(Stored dataset items)
·····
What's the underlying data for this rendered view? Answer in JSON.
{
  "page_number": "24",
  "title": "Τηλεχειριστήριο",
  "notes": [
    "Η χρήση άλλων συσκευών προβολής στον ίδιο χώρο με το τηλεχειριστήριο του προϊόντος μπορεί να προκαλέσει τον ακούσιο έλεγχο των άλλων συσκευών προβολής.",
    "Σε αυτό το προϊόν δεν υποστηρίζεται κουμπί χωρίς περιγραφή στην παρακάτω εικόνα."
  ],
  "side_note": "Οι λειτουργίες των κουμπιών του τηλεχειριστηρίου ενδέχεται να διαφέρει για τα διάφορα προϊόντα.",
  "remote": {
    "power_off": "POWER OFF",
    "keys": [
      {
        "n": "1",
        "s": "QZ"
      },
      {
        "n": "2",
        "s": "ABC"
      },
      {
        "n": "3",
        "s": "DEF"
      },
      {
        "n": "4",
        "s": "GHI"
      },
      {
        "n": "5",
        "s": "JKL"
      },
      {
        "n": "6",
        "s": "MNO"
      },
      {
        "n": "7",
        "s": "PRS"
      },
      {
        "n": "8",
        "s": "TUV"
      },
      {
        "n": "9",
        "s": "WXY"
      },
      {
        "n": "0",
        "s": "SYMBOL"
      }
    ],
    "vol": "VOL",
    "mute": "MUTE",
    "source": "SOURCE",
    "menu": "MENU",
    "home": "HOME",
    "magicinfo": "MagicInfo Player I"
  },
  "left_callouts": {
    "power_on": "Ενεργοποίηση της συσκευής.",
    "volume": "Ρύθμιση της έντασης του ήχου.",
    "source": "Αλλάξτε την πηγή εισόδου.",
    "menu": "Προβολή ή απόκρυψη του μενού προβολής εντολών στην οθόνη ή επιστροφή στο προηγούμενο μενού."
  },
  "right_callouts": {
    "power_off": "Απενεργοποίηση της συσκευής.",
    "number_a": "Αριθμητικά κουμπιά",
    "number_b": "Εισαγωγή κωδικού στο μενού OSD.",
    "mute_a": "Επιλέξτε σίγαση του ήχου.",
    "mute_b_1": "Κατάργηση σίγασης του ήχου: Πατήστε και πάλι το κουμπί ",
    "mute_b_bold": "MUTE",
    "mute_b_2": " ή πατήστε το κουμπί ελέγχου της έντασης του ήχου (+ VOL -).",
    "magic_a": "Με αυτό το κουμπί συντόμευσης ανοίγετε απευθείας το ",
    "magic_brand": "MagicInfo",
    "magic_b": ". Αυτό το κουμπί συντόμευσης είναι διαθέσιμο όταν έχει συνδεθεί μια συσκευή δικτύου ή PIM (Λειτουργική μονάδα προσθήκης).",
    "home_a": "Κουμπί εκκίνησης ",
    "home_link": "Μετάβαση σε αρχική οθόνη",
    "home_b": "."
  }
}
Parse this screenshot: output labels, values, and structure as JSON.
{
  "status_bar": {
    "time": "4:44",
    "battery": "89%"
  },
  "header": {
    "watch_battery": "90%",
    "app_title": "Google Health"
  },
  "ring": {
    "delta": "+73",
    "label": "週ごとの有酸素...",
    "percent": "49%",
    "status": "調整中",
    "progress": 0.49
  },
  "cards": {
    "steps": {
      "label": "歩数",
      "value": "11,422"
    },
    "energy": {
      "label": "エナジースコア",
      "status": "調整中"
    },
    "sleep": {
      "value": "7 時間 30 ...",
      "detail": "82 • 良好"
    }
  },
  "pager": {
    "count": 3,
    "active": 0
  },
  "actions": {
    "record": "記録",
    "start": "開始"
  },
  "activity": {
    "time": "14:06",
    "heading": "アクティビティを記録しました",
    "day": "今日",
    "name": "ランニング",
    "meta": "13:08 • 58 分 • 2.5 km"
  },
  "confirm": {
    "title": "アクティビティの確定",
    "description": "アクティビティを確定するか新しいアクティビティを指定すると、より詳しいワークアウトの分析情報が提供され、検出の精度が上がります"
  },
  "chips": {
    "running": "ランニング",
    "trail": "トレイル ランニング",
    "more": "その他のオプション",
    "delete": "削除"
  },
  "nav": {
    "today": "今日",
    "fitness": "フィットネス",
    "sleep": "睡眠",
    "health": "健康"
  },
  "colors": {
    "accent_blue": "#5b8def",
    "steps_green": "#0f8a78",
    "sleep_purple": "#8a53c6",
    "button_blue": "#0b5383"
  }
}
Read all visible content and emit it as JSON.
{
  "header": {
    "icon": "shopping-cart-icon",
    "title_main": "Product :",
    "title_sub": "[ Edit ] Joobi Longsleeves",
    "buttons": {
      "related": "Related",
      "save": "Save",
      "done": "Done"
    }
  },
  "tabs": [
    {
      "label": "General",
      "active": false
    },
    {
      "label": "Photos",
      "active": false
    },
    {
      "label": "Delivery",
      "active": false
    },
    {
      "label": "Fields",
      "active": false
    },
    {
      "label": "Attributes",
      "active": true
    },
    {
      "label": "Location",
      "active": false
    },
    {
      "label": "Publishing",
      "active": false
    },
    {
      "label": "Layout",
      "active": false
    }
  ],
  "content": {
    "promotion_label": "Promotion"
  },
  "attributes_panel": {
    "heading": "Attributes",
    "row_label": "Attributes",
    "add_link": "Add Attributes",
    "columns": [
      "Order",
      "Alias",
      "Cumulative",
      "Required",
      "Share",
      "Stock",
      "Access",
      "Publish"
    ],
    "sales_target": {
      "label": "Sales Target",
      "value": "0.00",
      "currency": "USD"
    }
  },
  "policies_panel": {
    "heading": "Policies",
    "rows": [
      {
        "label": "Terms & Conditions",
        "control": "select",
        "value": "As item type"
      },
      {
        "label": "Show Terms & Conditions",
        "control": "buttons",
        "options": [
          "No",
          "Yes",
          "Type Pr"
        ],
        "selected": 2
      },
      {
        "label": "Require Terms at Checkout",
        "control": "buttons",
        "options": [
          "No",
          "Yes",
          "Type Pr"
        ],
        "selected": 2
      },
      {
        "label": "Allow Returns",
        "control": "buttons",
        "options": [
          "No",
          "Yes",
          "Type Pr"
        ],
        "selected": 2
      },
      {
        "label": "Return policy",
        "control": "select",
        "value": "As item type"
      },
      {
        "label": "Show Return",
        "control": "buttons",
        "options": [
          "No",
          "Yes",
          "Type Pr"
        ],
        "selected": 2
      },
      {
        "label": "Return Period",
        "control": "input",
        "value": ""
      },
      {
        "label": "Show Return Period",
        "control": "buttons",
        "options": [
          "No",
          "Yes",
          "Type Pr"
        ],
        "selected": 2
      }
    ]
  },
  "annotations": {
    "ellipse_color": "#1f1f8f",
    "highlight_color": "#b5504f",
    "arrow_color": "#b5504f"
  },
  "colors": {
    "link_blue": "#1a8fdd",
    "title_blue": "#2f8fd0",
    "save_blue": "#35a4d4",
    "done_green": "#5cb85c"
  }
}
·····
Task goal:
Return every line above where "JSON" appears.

Response:
What's the underlying data for this rendered view? Answer in JSON.
Parse this screenshot: output labels, values, and structure as JSON.
Read all visible content and emit it as JSON.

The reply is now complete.